Data for review: Begin

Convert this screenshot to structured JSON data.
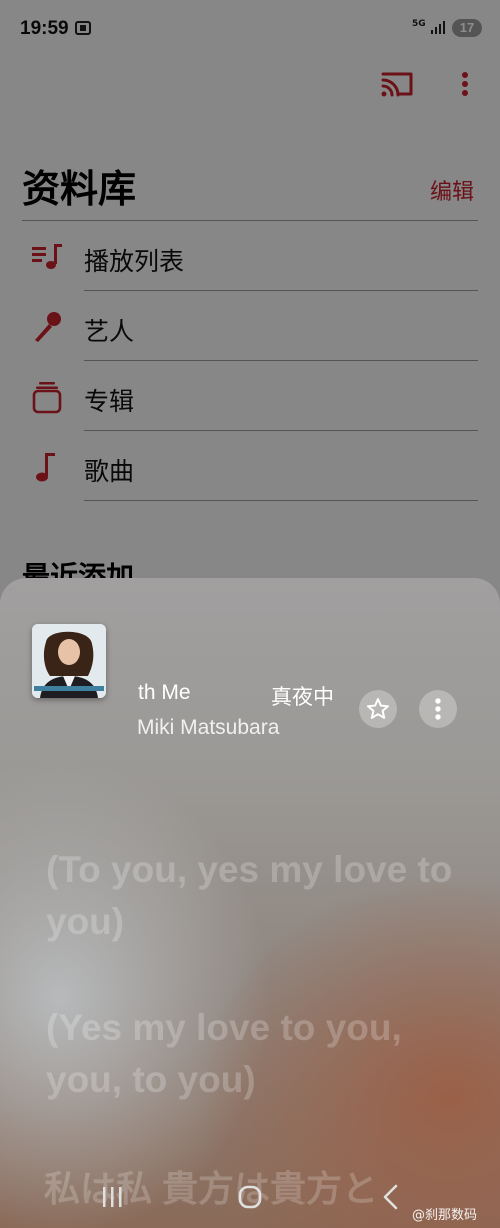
{
  "status_bar": {
    "time": "19:59",
    "network": "5G",
    "battery": "17"
  },
  "library": {
    "title": "资料库",
    "edit": "编辑",
    "items": [
      {
        "label": "播放列表",
        "icon": "playlist-icon"
      },
      {
        "label": "艺人",
        "icon": "microphone-icon"
      },
      {
        "label": "专辑",
        "icon": "album-stack-icon"
      },
      {
        "label": "歌曲",
        "icon": "music-note-icon"
      }
    ],
    "recent_title": "最近添加"
  },
  "now_playing": {
    "title_visible_a": "th Me",
    "title_visible_b": "真夜中",
    "artist": "Miki Matsubara",
    "lyrics": [
      "(To you, yes my love to you)",
      "(Yes my love to you, you, to you)",
      "私は私 貴方は貴方と"
    ]
  },
  "watermark": "@刹那数码",
  "colors": {
    "accent": "#c4222e"
  }
}
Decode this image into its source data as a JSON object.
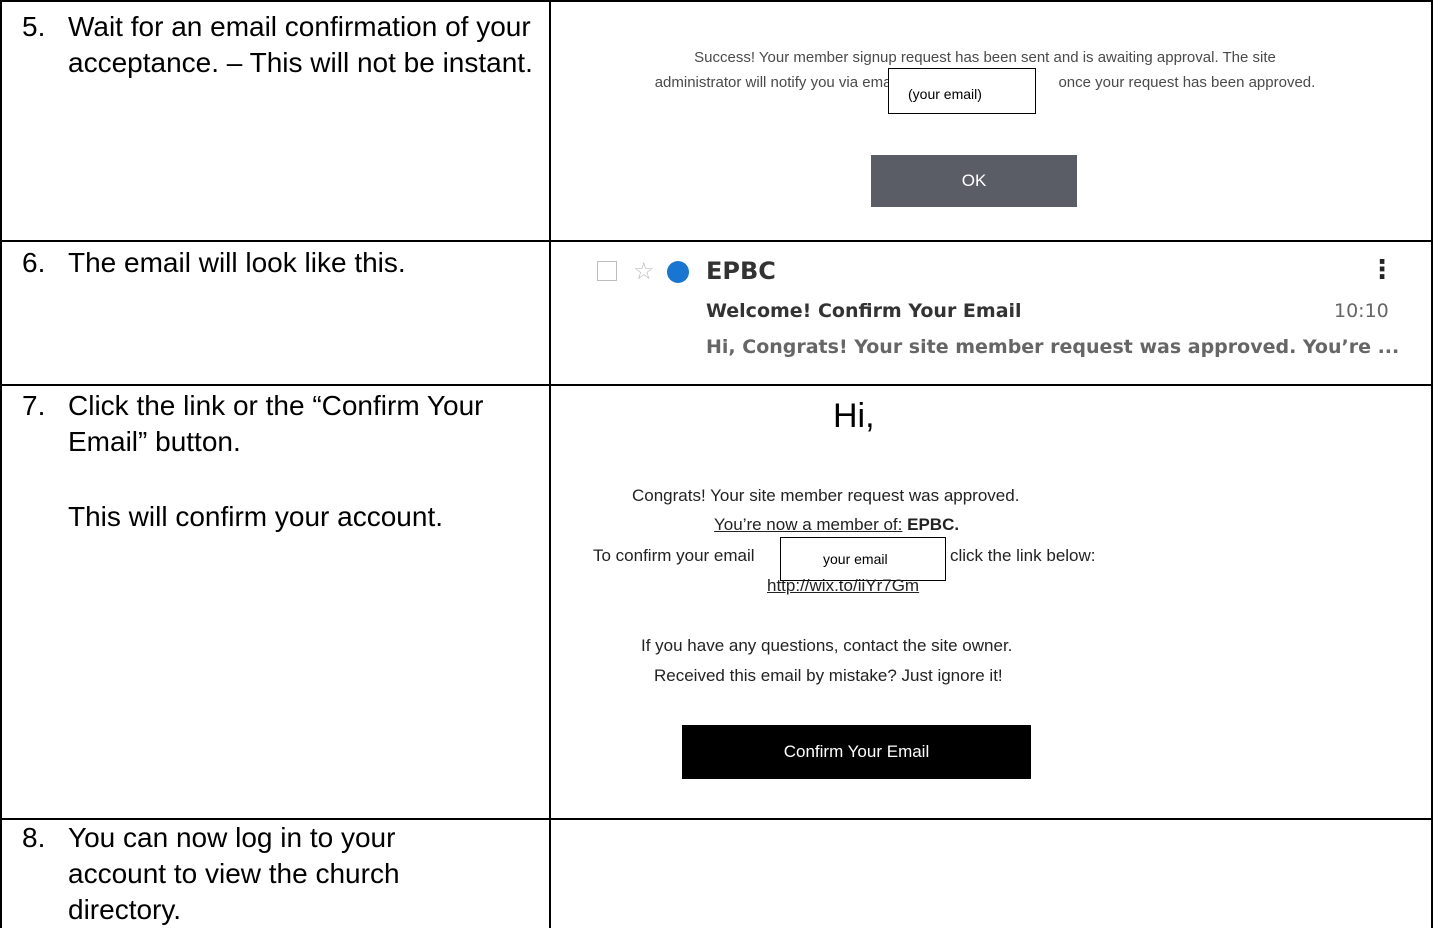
{
  "steps": [
    {
      "num": "5.",
      "text": "Wait for an email confirmation of your acceptance. – This will not be instant."
    },
    {
      "num": "6.",
      "text": "The email will look like this."
    },
    {
      "num": "7.",
      "text": "Click the link or the “Confirm Your Email” button.",
      "text2": "This will confirm your account."
    },
    {
      "num": "8.",
      "text": "You can now log in to your account to view the church directory."
    }
  ],
  "success_dialog": {
    "message_line1": "Success! Your member signup request has been sent and is awaiting approval. The site",
    "message_line2_a": "administrator will notify you via email",
    "email_placeholder": "(your email)",
    "message_line2_b": "once your request has been approved.",
    "ok_label": "OK"
  },
  "inbox": {
    "sender": "EPBC",
    "subject": "Welcome! Confirm Your Email",
    "time": "10:10",
    "preview": "Hi, Congrats! Your site member request was approved. You’re ...",
    "more_icon": "⋮",
    "star_icon": "☆",
    "unread_color": "#1875d1"
  },
  "email_body": {
    "greeting": "Hi,",
    "line1": "Congrats! Your site member request was approved.",
    "line2_a": "You’re now a member of:",
    "line2_b": "EPBC.",
    "line3_a": "To confirm your email",
    "email_placeholder": "your email",
    "line3_b": "click the link below:",
    "link": "http://wix.to/iiYr7Gm",
    "line5": "If you have any questions, contact the site owner.",
    "line6": "Received this email by mistake? Just ignore it!",
    "confirm_label": "Confirm Your Email"
  }
}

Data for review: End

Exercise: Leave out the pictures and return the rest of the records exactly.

Answer to the problem:
Convert this screenshot to structured JSON data.
{
  "status_bar": {
    "time": "19:59",
    "network": "5G",
    "battery": "17"
  },
  "library": {
    "title": "资料库",
    "edit": "编辑",
    "items": [
      {
        "label": "播放列表",
        "icon": "playlist-icon"
      },
      {
        "label": "艺人",
        "icon": "microphone-icon"
      },
      {
        "label": "专辑",
        "icon": "album-stack-icon"
      },
      {
        "label": "歌曲",
        "icon": "music-note-icon"
      }
    ],
    "recent_title": "最近添加"
  },
  "now_playing": {
    "title_visible_a": "th Me",
    "title_visible_b": "真夜中",
    "artist": "Miki Matsubara",
    "lyrics": [
      "(To you, yes my love to you)",
      "(Yes my love to you, you, to you)",
      "私は私 貴方は貴方と"
    ]
  },
  "watermark": "@刹那数码",
  "colors": {
    "accent": "#c4222e"
  }
}
Decode this image into its source data as a JSON object.
{
  "steps": [
    {
      "num": "5.",
      "text": "Wait for an email confirmation of your acceptance. – This will not be instant."
    },
    {
      "num": "6.",
      "text": "The email will look like this."
    },
    {
      "num": "7.",
      "text": "Click the link or the “Confirm Your Email” button.",
      "text2": "This will confirm your account."
    },
    {
      "num": "8.",
      "text": "You can now log in to your account to view the church directory."
    }
  ],
  "success_dialog": {
    "message_line1": "Success! Your member signup request has been sent and is awaiting approval. The site",
    "message_line2_a": "administrator will notify you via email",
    "email_placeholder": "(your email)",
    "message_line2_b": "once your request has been approved.",
    "ok_label": "OK"
  },
  "inbox": {
    "sender": "EPBC",
    "subject": "Welcome! Confirm Your Email",
    "time": "10:10",
    "preview": "Hi, Congrats! Your site member request was approved. You’re ...",
    "more_icon": "⋮",
    "star_icon": "☆",
    "unread_color": "#1875d1"
  },
  "email_body": {
    "greeting": "Hi,",
    "line1": "Congrats! Your site member request was approved.",
    "line2_a": "You’re now a member of:",
    "line2_b": "EPBC.",
    "line3_a": "To confirm your email",
    "email_placeholder": "your email",
    "line3_b": "click the link below:",
    "link": "http://wix.to/iiYr7Gm",
    "line5": "If you have any questions, contact the site owner.",
    "line6": "Received this email by mistake? Just ignore it!",
    "confirm_label": "Confirm Your Email"
  }
}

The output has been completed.